Here’s some recent (2015) published research from the journal PLOS/one:
“Bicycles May Use Full Lane” Signage Communicates U.S. Roadway Rules and Increases Perception of Safety George Hess , M. Nils Peterson
Although limited in scope, our survey results are indicative and suggest that Departments of Transportation consider replacing “Share the Road” with “Bicycles May Use Full Lane” signage, possibly combined with Shared Lane Markings, if the intent is to increase awareness of roadway rights and responsibilities.

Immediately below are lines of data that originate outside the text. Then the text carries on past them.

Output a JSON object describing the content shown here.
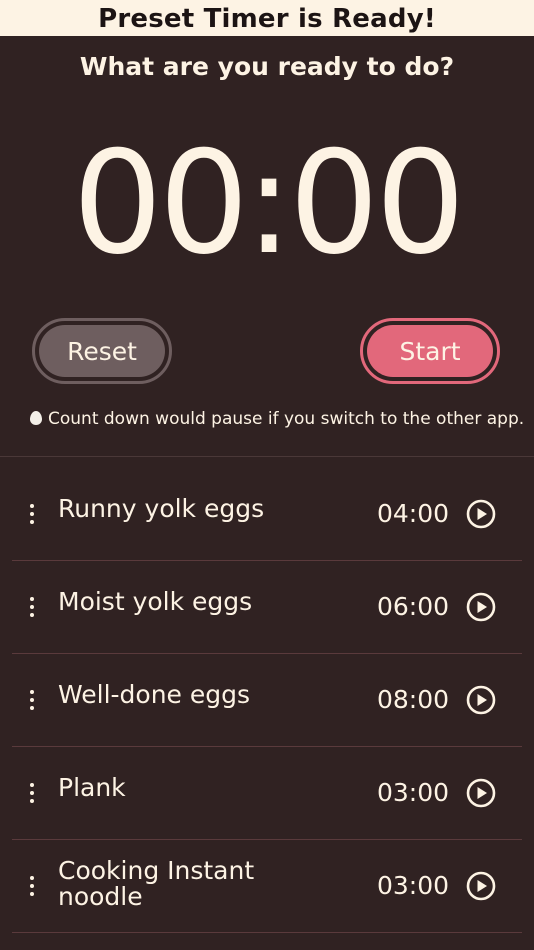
{
  "banner": {
    "title": "Preset Timer is Ready!"
  },
  "main": {
    "question": "What are you ready to do?",
    "timer_display": "00:00",
    "reset_label": "Reset",
    "start_label": "Start",
    "notice": "Count down would pause if you switch to the other app."
  },
  "presets": [
    {
      "label": "Runny yolk eggs",
      "time": "04:00"
    },
    {
      "label": "Moist yolk eggs",
      "time": "06:00"
    },
    {
      "label": "Well-done eggs",
      "time": "08:00"
    },
    {
      "label": "Plank",
      "time": "03:00"
    },
    {
      "label": "Cooking Instant noodle",
      "time": "03:00"
    }
  ],
  "icons": {
    "notice": "egg-icon",
    "row_handle": "drag-handle-icon",
    "row_action": "play-icon"
  },
  "colors": {
    "background": "#302222",
    "text": "#fdf3e4",
    "reset": "#6e5e5f",
    "start": "#e2687b"
  }
}
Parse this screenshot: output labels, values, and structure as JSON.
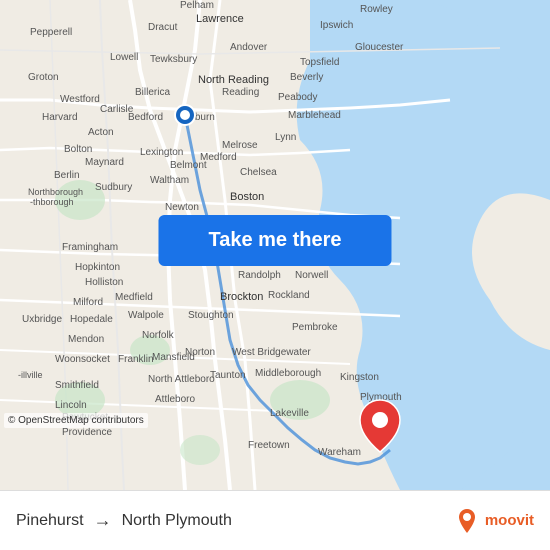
{
  "map": {
    "background_color": "#e8f4e8",
    "water_color": "#b3d9f5",
    "road_color": "#ffffff",
    "land_color": "#f0ece4"
  },
  "button": {
    "label": "Take me there",
    "background": "#1a73e8"
  },
  "bottom_bar": {
    "origin": "Pinehurst",
    "destination": "North Plymouth",
    "arrow": "→"
  },
  "attribution": {
    "text": "© OpenStreetMap contributors"
  },
  "moovit": {
    "text": "moovit"
  },
  "locations": {
    "north_reading": "North Reading",
    "lawrence": "Lawrence"
  }
}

There are several references to studies done measuring bicyclist positioning on facilities with properly-centered (in the effective lane) SLMs next to on-street parking, see: DOORING IS REAL. SO STOP PUTTING BIKE LANES IN THE DOOR ZONE which links the research paper Bike Lanes Next to On-Street Parallel Parking by Paul Schimek… These references report that the percentage of riders outside the door zone increased significantly.
Speed Reduction Markings
Here’s an application of Speed Reduction Markings in combination with Shared lane markings. Escondido, CA. they are on an uphill approach.
Section 3B.22 Speed Reduction Markings
Support: Speed reduction markings (see Figure 3B-28) are transverse markings that are placed on the roadway within a lane (along both edges of the lane) in a pattern of progressively reduced spacing to give drivers the impression that their speed is increasing. These markings might be placed in advance of an unexpectedly severe horizontal or vertical curve or other roadway feature where drivers need to decelerate prior to reaching the feature and where the desired reduction in speeds has not been achieved by the installation of warning signs and/or other traffic control devices.
List of States that have not adopted BMUFL sign
Because of the way the MUTCD works in individual states, in 17 states the entire MUTCD is adopted wholesale, is adopted subject to supplementation (as in Arizona; where there is no supplementation regarding part 9), not adopted, or even specifically disallowed…
New York: “The R4-11 sign shall not be used in New York, as its message is not an accurate reflection of Section 1234 of the New York State Vehicle and Traffic Law, and could mislead inexperienced bicyclists into occupying inappropriate, and unsafe, positions within a roadway.”
there are others, but I can’t find them now…